■ EXERCISE DIRECTIONS ■
Give back the full listing, exactly as it is.

----- SUPPLIED RECORDS

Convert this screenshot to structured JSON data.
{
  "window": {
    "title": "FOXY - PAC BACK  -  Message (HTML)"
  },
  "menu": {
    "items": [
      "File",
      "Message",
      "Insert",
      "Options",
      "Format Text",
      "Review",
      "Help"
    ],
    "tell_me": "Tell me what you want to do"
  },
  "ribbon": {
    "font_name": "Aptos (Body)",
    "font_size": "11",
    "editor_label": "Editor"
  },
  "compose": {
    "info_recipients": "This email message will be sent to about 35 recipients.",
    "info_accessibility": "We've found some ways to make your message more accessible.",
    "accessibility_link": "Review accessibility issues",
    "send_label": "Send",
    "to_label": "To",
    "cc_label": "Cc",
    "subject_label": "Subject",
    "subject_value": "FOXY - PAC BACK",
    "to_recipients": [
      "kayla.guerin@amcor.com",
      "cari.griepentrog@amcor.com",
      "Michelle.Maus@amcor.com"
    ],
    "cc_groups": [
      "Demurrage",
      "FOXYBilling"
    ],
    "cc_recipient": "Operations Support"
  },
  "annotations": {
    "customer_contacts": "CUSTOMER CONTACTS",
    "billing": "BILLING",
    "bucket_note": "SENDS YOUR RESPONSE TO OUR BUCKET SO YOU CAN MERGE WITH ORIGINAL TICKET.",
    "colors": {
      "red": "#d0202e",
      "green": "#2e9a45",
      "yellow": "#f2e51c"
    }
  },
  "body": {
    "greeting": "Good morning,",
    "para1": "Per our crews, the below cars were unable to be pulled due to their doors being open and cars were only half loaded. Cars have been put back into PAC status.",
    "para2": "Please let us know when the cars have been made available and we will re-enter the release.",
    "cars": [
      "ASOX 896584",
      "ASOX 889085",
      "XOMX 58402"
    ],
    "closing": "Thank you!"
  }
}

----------

■ WRITTEN SOLUTION ■
Convert this screenshot to structured JSON data.
{
  "window": {
    "title": "FOXY - PAC BACK  -  Message (HTML)"
  },
  "menu": {
    "items": [
      "File",
      "Message",
      "Insert",
      "Options",
      "Format Text",
      "Review",
      "Help"
    ],
    "tell_me": "Tell me what you want to do"
  },
  "ribbon": {
    "font_name": "Aptos (Body)",
    "font_size": "11",
    "editor_label": "Editor"
  },
  "compose": {
    "info_recipients": "This email message will be sent to about 35 recipients.",
    "info_accessibility": "We've found some ways to make your message more accessible.",
    "accessibility_link": "Review accessibility issues",
    "send_label": "Send",
    "to_label": "To",
    "cc_label": "Cc",
    "subject_label": "Subject",
    "subject_value": "FOXY - PAC BACK",
    "to_recipients": [
      "kayla.guerin@amcor.com",
      "cari.griepentrog@amcor.com",
      "Michelle.Maus@amcor.com"
    ],
    "cc_groups": [
      "Demurrage",
      "FOXYBilling"
    ],
    "cc_recipient": "Operations Support"
  },
  "annotations": {
    "customer_contacts": "CUSTOMER CONTACTS",
    "billing": "BILLING",
    "bucket_note": "SENDS YOUR RESPONSE TO OUR BUCKET SO YOU CAN MERGE WITH ORIGINAL TICKET.",
    "colors": {
      "red": "#d0202e",
      "green": "#2e9a45",
      "yellow": "#f2e51c"
    }
  },
  "body": {
    "greeting": "Good morning,",
    "para1": "Per our crews, the below cars were unable to be pulled due to their doors being open and cars were only half loaded. Cars have been put back into PAC status.",
    "para2": "Please let us know when the cars have been made available and we will re-enter the release.",
    "cars": [
      "ASOX 896584",
      "ASOX 889085",
      "XOMX 58402"
    ],
    "closing": "Thank you!"
  }
}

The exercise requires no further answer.